(Note: I am posting additional excerpts, less related to education, from From Dawn to Decadence on my general-interest blog; you can find these here if you are interested.)
In a post I wrote a couple of years ago on Wide Awake Minds, I noted that "some books are an education in themselves" because of the breadth of topics they discuss and the seriousness of their insights about the world and about human life. Historian Jacques Barzun's From Dawn to Decadence: 500 Years of Western Cultural Life, 1500 to the Present unquestionably meets that standard.
Barzun is one of the most erudite writers I have ever read. This New Yorker article describes Barzun's routine as he approached his 100th birthday in 2007, and comments on the range of his interests and knowledge:
"(Barzun's) idea of celebrating his centenary is to put the finishing touches on his thirty-eighth book (not counting translations). Among his areas of expertise are French and German literature, music, education, ghost stories, detective fiction, language, and etymology."
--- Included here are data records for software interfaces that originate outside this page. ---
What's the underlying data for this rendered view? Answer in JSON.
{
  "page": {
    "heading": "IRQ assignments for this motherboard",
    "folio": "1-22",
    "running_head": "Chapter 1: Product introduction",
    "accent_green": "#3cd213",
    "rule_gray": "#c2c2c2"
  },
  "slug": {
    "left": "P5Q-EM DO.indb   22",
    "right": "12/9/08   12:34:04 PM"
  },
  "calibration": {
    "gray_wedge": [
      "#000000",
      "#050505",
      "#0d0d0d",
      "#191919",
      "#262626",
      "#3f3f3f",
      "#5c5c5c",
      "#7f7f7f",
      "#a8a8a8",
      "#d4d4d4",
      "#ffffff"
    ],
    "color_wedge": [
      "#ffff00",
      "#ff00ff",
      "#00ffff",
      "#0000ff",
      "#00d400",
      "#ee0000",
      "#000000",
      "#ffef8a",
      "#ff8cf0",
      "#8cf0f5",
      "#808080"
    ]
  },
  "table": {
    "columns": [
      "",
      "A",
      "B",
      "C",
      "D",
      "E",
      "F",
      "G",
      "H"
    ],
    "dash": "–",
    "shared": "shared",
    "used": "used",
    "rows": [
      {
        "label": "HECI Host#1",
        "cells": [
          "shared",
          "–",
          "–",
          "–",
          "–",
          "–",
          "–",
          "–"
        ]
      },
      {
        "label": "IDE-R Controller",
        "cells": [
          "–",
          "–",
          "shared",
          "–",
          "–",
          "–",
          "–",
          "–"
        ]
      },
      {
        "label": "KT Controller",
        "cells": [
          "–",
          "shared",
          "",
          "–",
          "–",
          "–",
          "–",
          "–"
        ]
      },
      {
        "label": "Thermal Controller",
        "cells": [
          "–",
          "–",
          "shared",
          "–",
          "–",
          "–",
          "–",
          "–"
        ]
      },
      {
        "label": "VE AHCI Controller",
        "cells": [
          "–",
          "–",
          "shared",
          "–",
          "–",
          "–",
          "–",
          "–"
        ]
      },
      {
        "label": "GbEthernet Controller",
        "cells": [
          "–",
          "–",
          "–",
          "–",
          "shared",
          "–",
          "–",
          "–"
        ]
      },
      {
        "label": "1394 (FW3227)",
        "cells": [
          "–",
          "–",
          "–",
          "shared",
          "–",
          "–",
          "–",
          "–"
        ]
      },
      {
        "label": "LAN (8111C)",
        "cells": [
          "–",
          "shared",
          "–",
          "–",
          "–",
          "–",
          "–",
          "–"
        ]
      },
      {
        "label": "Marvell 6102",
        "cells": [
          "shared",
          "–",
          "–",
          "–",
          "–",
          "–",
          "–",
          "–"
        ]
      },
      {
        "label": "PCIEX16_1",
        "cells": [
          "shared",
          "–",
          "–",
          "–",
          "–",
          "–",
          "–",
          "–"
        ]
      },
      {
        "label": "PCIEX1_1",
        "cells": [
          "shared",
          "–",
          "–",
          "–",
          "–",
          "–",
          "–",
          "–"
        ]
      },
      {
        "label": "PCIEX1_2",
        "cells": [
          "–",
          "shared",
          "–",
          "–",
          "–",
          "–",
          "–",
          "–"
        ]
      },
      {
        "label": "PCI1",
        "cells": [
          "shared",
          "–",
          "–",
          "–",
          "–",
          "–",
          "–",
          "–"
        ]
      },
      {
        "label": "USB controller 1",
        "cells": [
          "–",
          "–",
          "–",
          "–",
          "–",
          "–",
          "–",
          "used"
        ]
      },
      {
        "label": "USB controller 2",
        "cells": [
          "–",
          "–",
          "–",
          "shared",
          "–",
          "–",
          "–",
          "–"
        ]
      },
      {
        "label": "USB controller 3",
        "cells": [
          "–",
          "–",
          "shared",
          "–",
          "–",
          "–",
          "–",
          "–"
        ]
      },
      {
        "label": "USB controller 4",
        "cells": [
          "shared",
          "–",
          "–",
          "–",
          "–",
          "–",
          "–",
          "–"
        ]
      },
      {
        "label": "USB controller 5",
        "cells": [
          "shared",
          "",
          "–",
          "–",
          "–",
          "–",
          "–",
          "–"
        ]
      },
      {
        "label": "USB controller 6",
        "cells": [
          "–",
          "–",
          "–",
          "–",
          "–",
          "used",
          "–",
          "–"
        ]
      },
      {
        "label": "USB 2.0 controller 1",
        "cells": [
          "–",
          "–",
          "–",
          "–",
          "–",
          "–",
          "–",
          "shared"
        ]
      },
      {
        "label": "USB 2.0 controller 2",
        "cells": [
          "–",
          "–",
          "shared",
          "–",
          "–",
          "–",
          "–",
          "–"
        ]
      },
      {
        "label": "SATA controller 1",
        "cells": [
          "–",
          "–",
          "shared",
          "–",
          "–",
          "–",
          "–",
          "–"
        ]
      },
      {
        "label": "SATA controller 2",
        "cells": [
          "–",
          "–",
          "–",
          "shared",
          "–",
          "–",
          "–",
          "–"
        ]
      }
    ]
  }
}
Here are a few excerpts from what I've read so far:
Anything that can be said about the good letters implies the book, the printed book. To be sure, new ideas and discoveries did spread among the clerisy before its advent, but diffusion of manuscripts is chancy and slow. Copying by hand is the mother of error, and circulation is limited by cost. ...Speed in the propagation of ideas generates a heightened excitement. ...To the modern lover of books, the product of the press is an object that arouses deep feelings, and looking Durer's charcoal drawing of hands holding a book, one likes to think the artist felt the same attachment. The book, like the bicycle, is a perfect form.
...The first generation of international publishers did not merely make and sell books; they were scholars and patrons who translated the classics, nurtured their authors, and wrote original works. Their continual redesigning of letter forms gave rise to the new art of typography.
...People were now reading silently and alone. ...Books, books everywhere, like home computers today. ...Print brought a greater exactness to the scholarly exchange of ideas - all copies are alike; a page reference can kill an argument by confounding one's opponent out of his own words. A price is paid for this convenience: the book has weakened the memory, individual and collective, and divided the House of Intellect into many small flats, the multiplying specialties. In the flood of material within even one field, the scholar is overwhelmed. The time is gone when the classical scholar could be sure that he had 'covered the literature' of his subject, the sources being finite in number.